§ **PROVIDED DATA**
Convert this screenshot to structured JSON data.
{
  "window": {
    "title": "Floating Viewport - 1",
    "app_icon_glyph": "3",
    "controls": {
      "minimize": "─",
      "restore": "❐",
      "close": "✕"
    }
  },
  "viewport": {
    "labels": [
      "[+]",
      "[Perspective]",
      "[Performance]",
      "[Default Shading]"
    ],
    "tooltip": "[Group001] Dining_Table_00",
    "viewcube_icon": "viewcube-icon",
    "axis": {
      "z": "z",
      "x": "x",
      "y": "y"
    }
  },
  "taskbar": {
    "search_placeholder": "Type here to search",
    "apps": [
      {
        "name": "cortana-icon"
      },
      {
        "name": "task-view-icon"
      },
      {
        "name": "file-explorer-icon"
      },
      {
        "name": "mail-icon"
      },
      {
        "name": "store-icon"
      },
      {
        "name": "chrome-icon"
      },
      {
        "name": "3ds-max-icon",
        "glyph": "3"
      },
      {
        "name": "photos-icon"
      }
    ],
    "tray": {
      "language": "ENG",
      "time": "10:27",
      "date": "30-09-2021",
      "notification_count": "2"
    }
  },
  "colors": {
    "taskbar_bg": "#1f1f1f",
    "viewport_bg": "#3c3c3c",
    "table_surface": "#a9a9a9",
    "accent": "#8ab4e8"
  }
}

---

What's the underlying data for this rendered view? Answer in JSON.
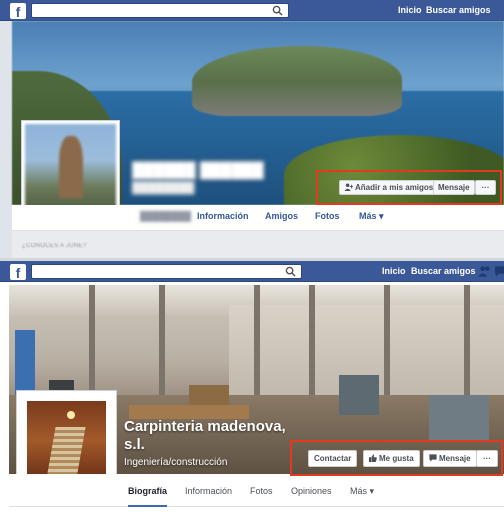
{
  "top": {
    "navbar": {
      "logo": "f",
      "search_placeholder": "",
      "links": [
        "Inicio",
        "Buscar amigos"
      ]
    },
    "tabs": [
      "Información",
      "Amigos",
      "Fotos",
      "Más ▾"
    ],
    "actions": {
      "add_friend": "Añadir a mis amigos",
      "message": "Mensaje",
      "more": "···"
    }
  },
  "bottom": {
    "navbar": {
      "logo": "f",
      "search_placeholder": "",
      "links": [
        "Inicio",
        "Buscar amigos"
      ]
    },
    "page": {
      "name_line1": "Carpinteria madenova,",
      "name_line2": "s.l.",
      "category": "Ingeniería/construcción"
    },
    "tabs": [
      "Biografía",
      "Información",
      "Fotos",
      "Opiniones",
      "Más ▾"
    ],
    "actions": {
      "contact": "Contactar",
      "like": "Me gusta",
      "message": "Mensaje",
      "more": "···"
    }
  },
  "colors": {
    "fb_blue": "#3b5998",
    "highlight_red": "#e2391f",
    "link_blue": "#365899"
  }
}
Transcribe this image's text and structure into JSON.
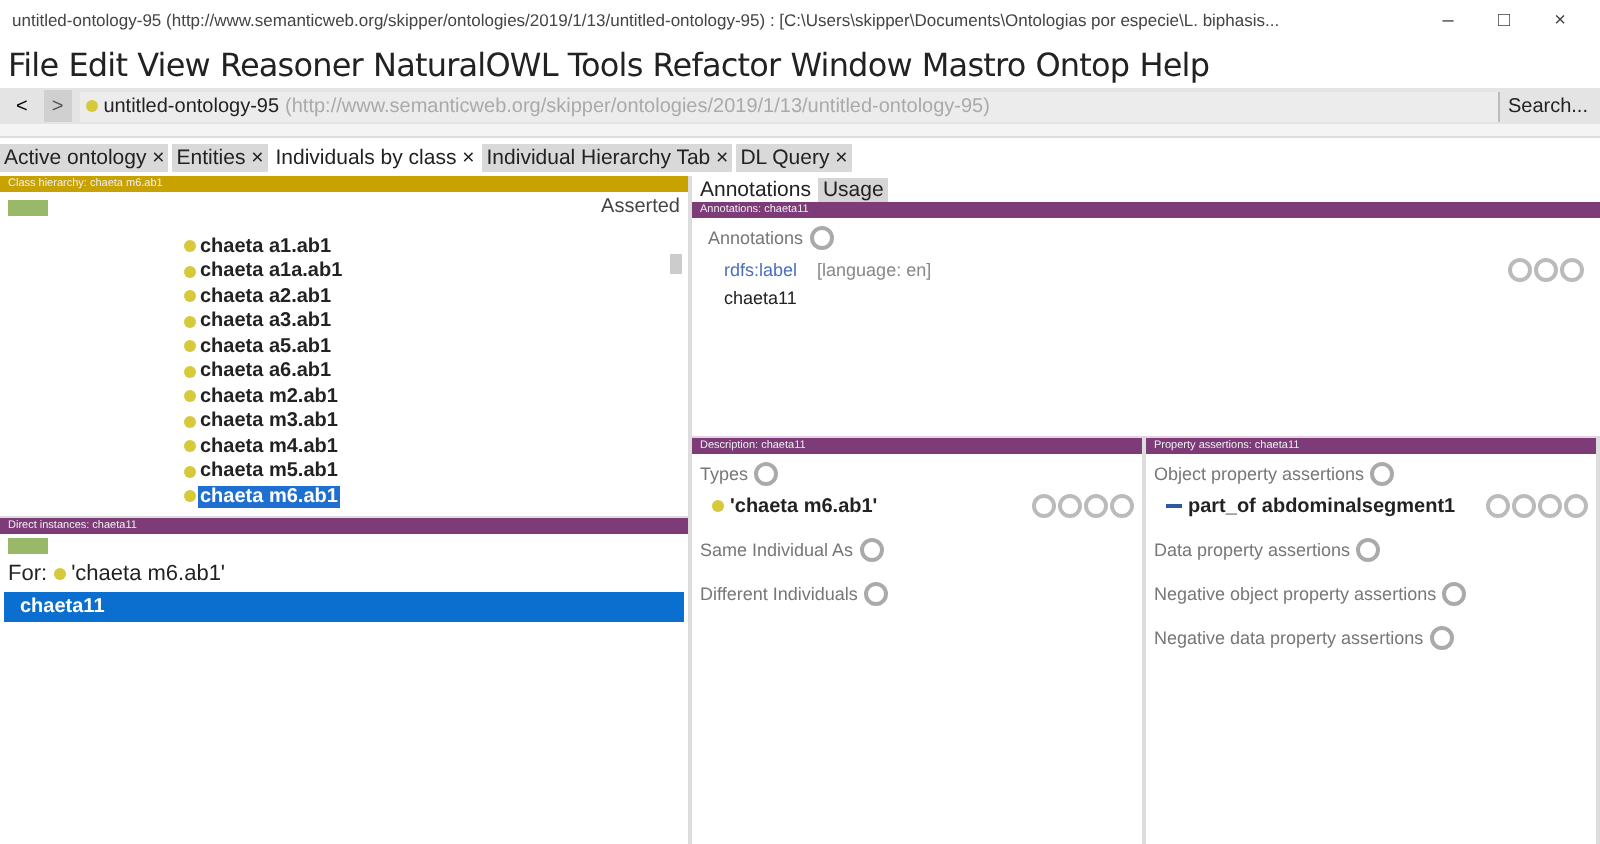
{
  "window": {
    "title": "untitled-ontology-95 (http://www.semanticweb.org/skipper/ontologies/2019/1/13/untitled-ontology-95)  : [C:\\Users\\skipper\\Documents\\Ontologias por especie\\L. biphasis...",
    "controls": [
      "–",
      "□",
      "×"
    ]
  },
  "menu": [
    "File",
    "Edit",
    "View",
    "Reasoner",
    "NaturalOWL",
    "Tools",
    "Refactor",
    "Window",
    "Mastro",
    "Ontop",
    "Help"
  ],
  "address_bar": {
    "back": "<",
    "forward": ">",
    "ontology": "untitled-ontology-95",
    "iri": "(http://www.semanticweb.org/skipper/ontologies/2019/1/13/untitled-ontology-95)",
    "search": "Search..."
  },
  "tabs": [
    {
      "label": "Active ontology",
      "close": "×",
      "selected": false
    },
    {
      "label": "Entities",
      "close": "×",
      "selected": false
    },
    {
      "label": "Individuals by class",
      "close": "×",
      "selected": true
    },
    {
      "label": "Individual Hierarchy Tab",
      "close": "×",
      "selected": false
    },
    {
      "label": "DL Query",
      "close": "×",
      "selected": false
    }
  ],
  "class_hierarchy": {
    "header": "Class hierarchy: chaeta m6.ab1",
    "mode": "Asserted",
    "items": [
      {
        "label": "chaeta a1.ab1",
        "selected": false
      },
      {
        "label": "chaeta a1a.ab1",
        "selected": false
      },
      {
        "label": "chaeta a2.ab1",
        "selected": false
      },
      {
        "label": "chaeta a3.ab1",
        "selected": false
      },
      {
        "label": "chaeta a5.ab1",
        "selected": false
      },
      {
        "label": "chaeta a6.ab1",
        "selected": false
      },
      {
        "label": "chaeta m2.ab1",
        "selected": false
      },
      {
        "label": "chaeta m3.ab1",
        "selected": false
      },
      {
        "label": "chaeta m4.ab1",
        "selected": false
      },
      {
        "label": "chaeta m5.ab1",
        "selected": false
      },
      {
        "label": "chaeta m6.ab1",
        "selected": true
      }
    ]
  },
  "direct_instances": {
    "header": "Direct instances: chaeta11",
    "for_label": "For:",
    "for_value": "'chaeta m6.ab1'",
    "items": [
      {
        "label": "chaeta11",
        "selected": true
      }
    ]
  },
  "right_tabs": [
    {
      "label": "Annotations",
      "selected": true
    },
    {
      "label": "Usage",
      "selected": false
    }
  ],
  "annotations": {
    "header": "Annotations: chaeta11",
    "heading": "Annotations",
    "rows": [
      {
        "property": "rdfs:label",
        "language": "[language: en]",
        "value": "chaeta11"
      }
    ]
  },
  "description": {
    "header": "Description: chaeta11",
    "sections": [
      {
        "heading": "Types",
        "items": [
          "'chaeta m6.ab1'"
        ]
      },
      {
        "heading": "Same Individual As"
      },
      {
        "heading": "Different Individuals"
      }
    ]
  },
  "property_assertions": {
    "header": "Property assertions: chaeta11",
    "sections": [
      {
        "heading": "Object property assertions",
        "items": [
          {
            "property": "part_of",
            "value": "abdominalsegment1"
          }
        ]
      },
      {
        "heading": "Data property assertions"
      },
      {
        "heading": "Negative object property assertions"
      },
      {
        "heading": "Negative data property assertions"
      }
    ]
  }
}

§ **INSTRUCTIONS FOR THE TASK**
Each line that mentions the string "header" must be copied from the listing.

§ **REPLY TO THE EXERCISE**
    "header": "Class hierarchy: chaeta m6.ab1",
    "header": "Direct instances: chaeta11",
    "header": "Annotations: chaeta11",
    "header": "Description: chaeta11",
    "header": "Property assertions: chaeta11",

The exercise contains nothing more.